Indonesia has said it is probing more than 100 firms over forest fires. In September, the permits of three - PT Tempirai Palm Resources, PT Waringin Agro Jaya and PT Langgam Inti Hibrindo - were revoked after they were found guilty of setting fire to land and forest areas.
Indonesia punishes firms over deadly forest fires
AFP Yahoo News 22 Dec 15;
Jakarta (AFP) - Indonesia is punishing more than 20 companies in an unprecedented move for starting deadly forest fires that killed 19 people, a government official said Tuesday.
Three companies have been shut down permanently after having their licences revoked over their role in the blazes that choked vast expanses of southeast Asia with acrid haze and cost Indonesia $16 billion.
It is the first time the government has revoked company licences over forest fires, an annual occurrence caused by slash-and-burn land clearance.
The environment ministry also froze the operations of 14 companies and said they face closure if they do not meet the government’s demands over fire prevention.
Several other companies have been given a strong warning and will be put under close supervision.
"We have sanctioned 23 companies in total, ranging from administrative sanctions to license revocation, while 33 others are still in the process, they could have their licenses revoked too if they are found guilty," environment ministry official Kemal Amas told AFP.

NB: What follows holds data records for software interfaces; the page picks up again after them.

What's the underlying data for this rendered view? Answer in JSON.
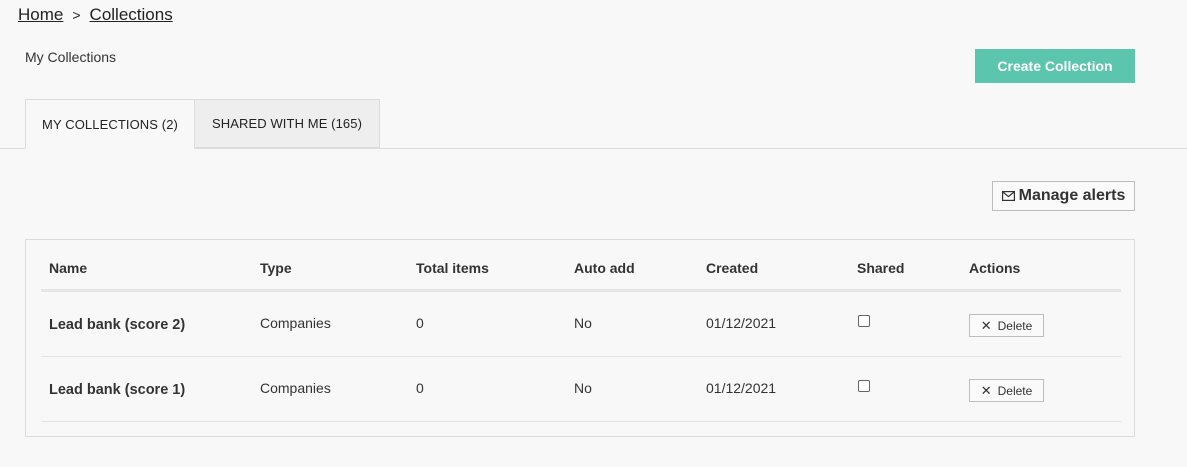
{
  "breadcrumb": {
    "home": "Home",
    "separator": ">",
    "current": "Collections"
  },
  "page": {
    "title": "My Collections",
    "create_label": "Create Collection",
    "accent": "#5bc6ad"
  },
  "tabs": [
    {
      "label": "MY COLLECTIONS (2)",
      "active": true
    },
    {
      "label": "SHARED WITH ME (165)",
      "active": false
    }
  ],
  "alerts": {
    "label": "Manage alerts",
    "icon": "envelope-icon"
  },
  "table": {
    "headers": [
      "Name",
      "Type",
      "Total items",
      "Auto add",
      "Created",
      "Shared",
      "Actions"
    ],
    "rows": [
      {
        "name": "Lead bank (score 2)",
        "type": "Companies",
        "total": "0",
        "auto_add": "No",
        "created": "01/12/2021",
        "shared": false,
        "action": "Delete"
      },
      {
        "name": "Lead bank (score 1)",
        "type": "Companies",
        "total": "0",
        "auto_add": "No",
        "created": "01/12/2021",
        "shared": false,
        "action": "Delete"
      }
    ]
  }
}
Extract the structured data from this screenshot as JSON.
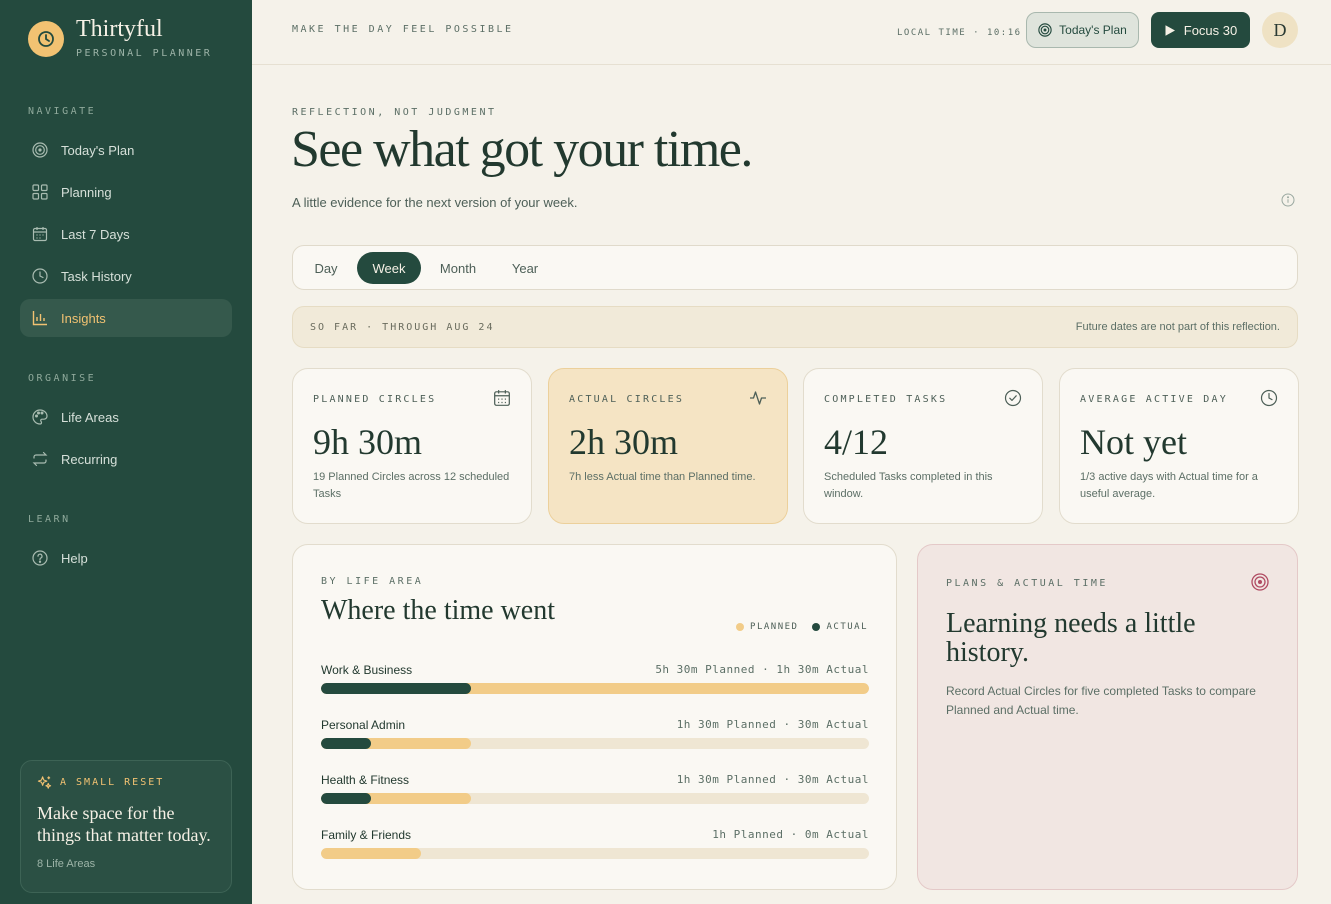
{
  "brand": {
    "name": "Thirtyful",
    "subtitle": "PERSONAL PLANNER"
  },
  "sidebar": {
    "sections": [
      {
        "label": "NAVIGATE"
      },
      {
        "label": "ORGANISE"
      },
      {
        "label": "LEARN"
      }
    ],
    "items": [
      {
        "label": "Today's Plan",
        "icon": "target-icon"
      },
      {
        "label": "Planning",
        "icon": "grid-icon"
      },
      {
        "label": "Last 7 Days",
        "icon": "calendar-icon"
      },
      {
        "label": "Task History",
        "icon": "clock-icon"
      },
      {
        "label": "Insights",
        "icon": "bar-chart-icon",
        "active": true
      },
      {
        "label": "Life Areas",
        "icon": "palette-icon"
      },
      {
        "label": "Recurring",
        "icon": "repeat-icon"
      },
      {
        "label": "Help",
        "icon": "help-icon"
      }
    ],
    "reset_card": {
      "label": "A SMALL RESET",
      "title": "Make space for the things that matter today.",
      "footer": "8 Life Areas"
    }
  },
  "topbar": {
    "tagline": "MAKE THE DAY FEEL POSSIBLE",
    "local_time": "LOCAL TIME · 10:16",
    "plan_button": "Today's Plan",
    "focus_button": "Focus 30",
    "avatar_initial": "D"
  },
  "hero": {
    "eyebrow": "REFLECTION, NOT JUDGMENT",
    "title": "See what got your time.",
    "subtitle": "A little evidence for the next version of your week."
  },
  "tabs": [
    {
      "label": "Day"
    },
    {
      "label": "Week",
      "active": true
    },
    {
      "label": "Month"
    },
    {
      "label": "Year"
    }
  ],
  "notice": {
    "left": "SO FAR · THROUGH AUG 24",
    "right": "Future dates are not part of this reflection."
  },
  "stats": [
    {
      "label": "PLANNED CIRCLES",
      "value": "9h 30m",
      "desc": "19 Planned Circles across 12 scheduled Tasks",
      "icon": "calendar-icon"
    },
    {
      "label": "ACTUAL CIRCLES",
      "value": "2h 30m",
      "desc": "7h less Actual time than Planned time.",
      "icon": "pulse-icon"
    },
    {
      "label": "COMPLETED TASKS",
      "value": "4/12",
      "desc": "Scheduled Tasks completed in this window.",
      "icon": "check-circle-icon"
    },
    {
      "label": "AVERAGE ACTIVE DAY",
      "value": "Not yet",
      "desc": "1/3 active days with Actual time for a useful average.",
      "icon": "clock-icon"
    }
  ],
  "life_area_panel": {
    "eyebrow": "BY LIFE AREA",
    "title": "Where the time went",
    "legend": {
      "planned": "PLANNED",
      "actual": "ACTUAL"
    },
    "rows": [
      {
        "name": "Work & Business",
        "values_text": "5h 30m Planned · 1h 30m Actual",
        "planned_fraction": 1.0,
        "actual_fraction": 0.273
      },
      {
        "name": "Personal Admin",
        "values_text": "1h 30m Planned · 30m Actual",
        "planned_fraction": 0.273,
        "actual_fraction": 0.091
      },
      {
        "name": "Health & Fitness",
        "values_text": "1h 30m Planned · 30m Actual",
        "planned_fraction": 0.273,
        "actual_fraction": 0.091
      },
      {
        "name": "Family & Friends",
        "values_text": "1h Planned · 0m Actual",
        "planned_fraction": 0.182,
        "actual_fraction": 0
      }
    ]
  },
  "history_panel": {
    "eyebrow": "PLANS & ACTUAL TIME",
    "title": "Learning needs a little history.",
    "desc": "Record Actual Circles for five completed Tasks to compare Planned and Actual time."
  },
  "colors": {
    "sidebar": "#244a3e",
    "accent": "#f2c272",
    "planned": "#f2cc88",
    "actual": "#244a3e",
    "history_bg": "#f1e6e2"
  }
}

View galleryThree companies have been shut down permanently by …
Three companies have been shut down permanently by Indonesia after having their licences revoked ove …
The ministry has been investigating 276 companies in total since the fires broke out in September.

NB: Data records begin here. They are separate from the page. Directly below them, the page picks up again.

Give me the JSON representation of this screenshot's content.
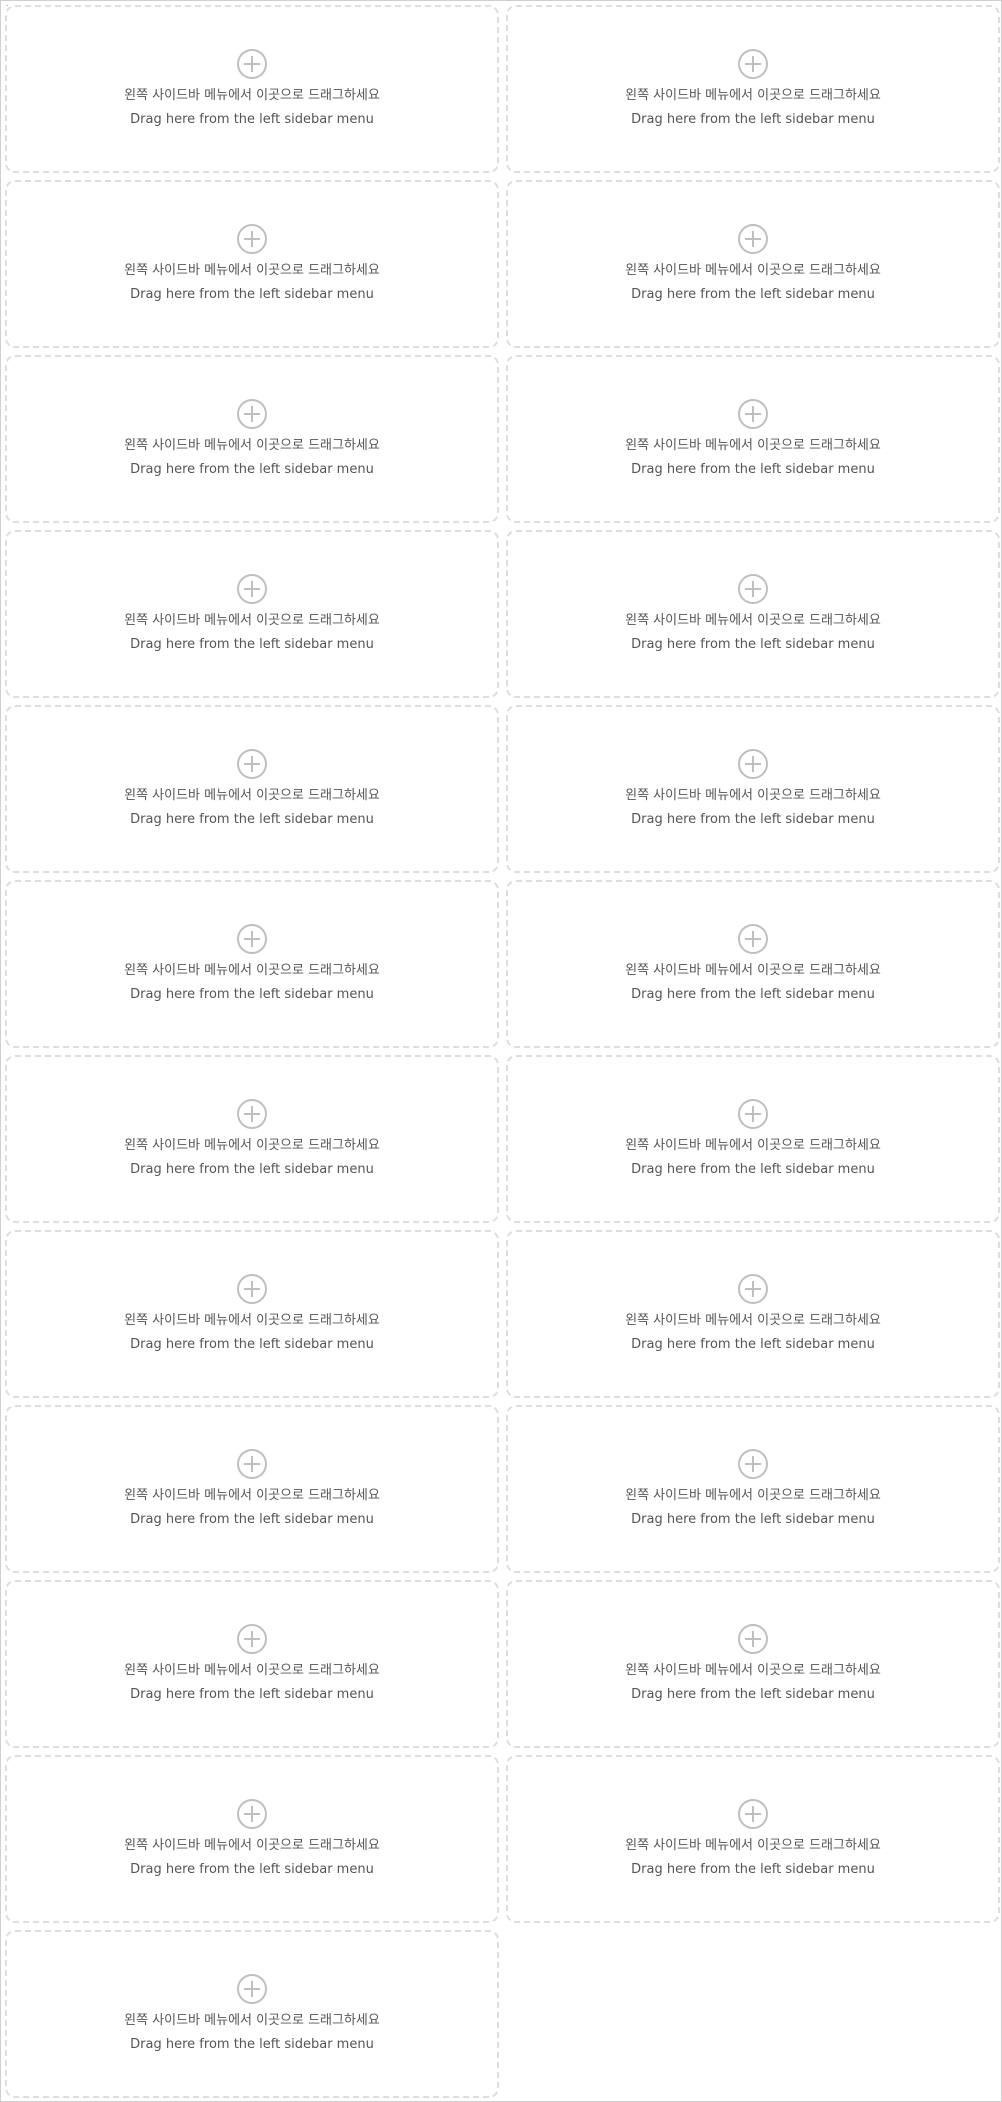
{
  "placeholder": {
    "ko": "왼쪽 사이드바 메뉴에서 이곳으로 드래그하세요",
    "en": "Drag here from the left sidebar menu",
    "icon": "plus-circle-icon"
  },
  "colors": {
    "border": "#dedede",
    "text": "#555555",
    "icon": "#bfbfbf",
    "dots": "#bcbcbc"
  },
  "slot_count": 23
}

"We need firmer law enforcement so that this catastrophe does not repeat itself, it’s been going on for 18 years but nobody has learnt their lesson," Amas said.
Amas said the ministry was also working hard to restore the forests and farmland destroyed in the fires.
Activists welcomed the government’s new commitment to punish firms.
The Indonesian Forum for Environment said it was unheard of for the government to revoke licences, as many companies previously avoided facing trial.
"The minister has the courage to not only freeze the companies' operation but also chase the owners in a civil case, this is great and this must be guarded carefully," Kurniawan told AFP.
"In the past some people were named suspects, but for them to actually lose their licenses, this is the first time," he said.
More than half a million people suffered acute respiratory infections in Indonesia because of the haze, while many in neighbouring Singapore and Malaysia also fell ill.
Antara 21 Dec 15;